Online surveys are okay

It’s worth listening to expert researchers who caution us about findings based on how people give their opinions. This week, the Pew Foundation shared their findings about different survey modes or approaches.

When asking the same questions online or by phone, Pew noticed distinctions in comprehension. Online respondents favor the first answer because they are reading, while phone respondents opt for the last answer because they are listening and recall it well.

Respondents are less shy

Less surprising?  Socially-sensitive questions, like political views or income queries, are best asked online rather than by fellow human beings. Online surveys tend to get “more honest” answers by the respondents.

Meanwhile, sample bias is always challenging for researchers.
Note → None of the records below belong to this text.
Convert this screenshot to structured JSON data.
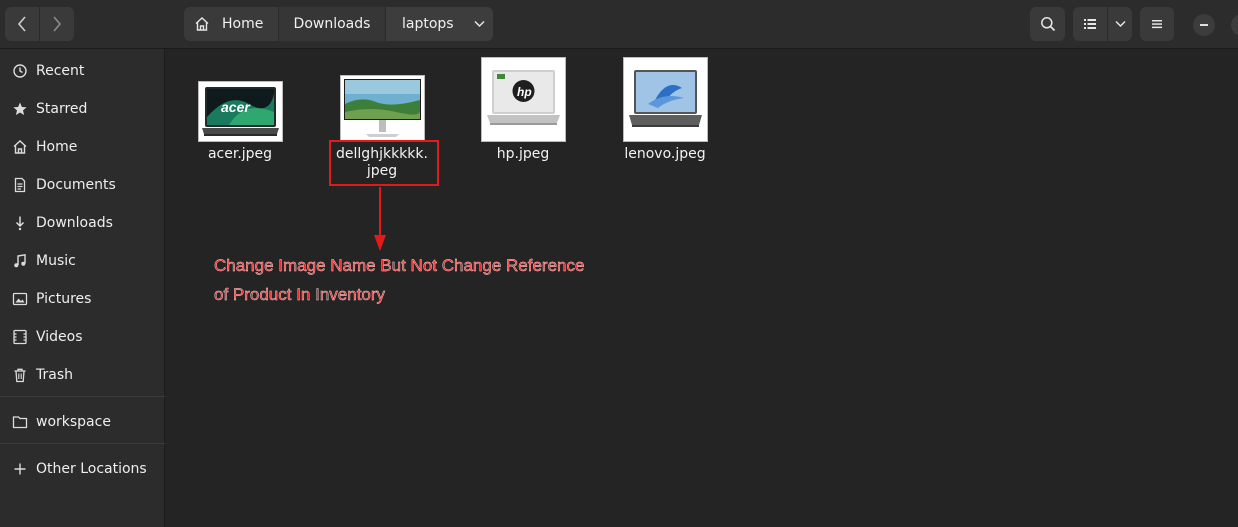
{
  "header": {
    "breadcrumbs": [
      "Home",
      "Downloads",
      "laptops"
    ]
  },
  "sidebar": {
    "items": [
      {
        "label": "Recent",
        "icon": "clock-icon"
      },
      {
        "label": "Starred",
        "icon": "star-icon"
      },
      {
        "label": "Home",
        "icon": "home-icon"
      },
      {
        "label": "Documents",
        "icon": "document-icon"
      },
      {
        "label": "Downloads",
        "icon": "download-icon"
      },
      {
        "label": "Music",
        "icon": "music-icon"
      },
      {
        "label": "Pictures",
        "icon": "picture-icon"
      },
      {
        "label": "Videos",
        "icon": "video-icon"
      },
      {
        "label": "Trash",
        "icon": "trash-icon"
      }
    ],
    "bookmarks": [
      {
        "label": "workspace",
        "icon": "folder-icon"
      }
    ],
    "other_locations": {
      "label": "Other Locations",
      "icon": "plus-icon"
    }
  },
  "files": [
    {
      "name": "acer.jpeg"
    },
    {
      "name_line1": "dellghjkkkkk.",
      "name_line2": "jpeg"
    },
    {
      "name": "hp.jpeg"
    },
    {
      "name": "lenovo.jpeg"
    }
  ],
  "annotation": {
    "line1": "Change Image Name But Not Change Reference",
    "line2": "of Product In Inventory",
    "color": "#e8272a"
  },
  "colors": {
    "window_bg": "#242424",
    "sidebar_bg": "#2c2c2c",
    "button_bg": "#3a3a3a",
    "highlight": "#e11b1b"
  }
}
Even if the survey is expertly administered to include a mix of screening questions, some people don’t want to spend time completing anything online while many others don’t want to take calls from interviewers or pollsters.

Surveys seem ubiquitous

These days, even the smallest businesses are impacted by online reviews through Google, Yelp or other industry rankings appearing through search results. Reviews are frequently how organizations get noticed in the crowd!

That’s why every business brand should actively include polls, surveys, reviews and feedback requests as part of their digital arsenal.

So many questions and needs

Here are the most common ways online collection works, whether shown on your website, as part of online interactions or shopping, through email communications or via social media.

  • Polls often ask a quick question that’s shared with respondents
  • Surveys might cover anything, though satisfaction is a common topic
  • Reviews often focus on whether your brand should get recommended
  • Open Feedback is another way to improve customer service or reputation

Accept all participants

Start by accepting the inherent bias in who responds to your questions. You’ll hear from dissatisfied customers or clients who can easily amplify their issues as well as your timely resolutions. Fans or customers who appreciate your efforts are also eager to let you and their social circles know what they think about your brand, whether you’re aware of them or not.

To embrace everyone and attract more people to your brand, it just makes sense to ask your contacts for input. All their responses ultimately share your brand with anyone discovering you online.

Online questions help grow business demand. They help any brand reach their promoters. #OnlineReviewsMatters #TakeBrandControl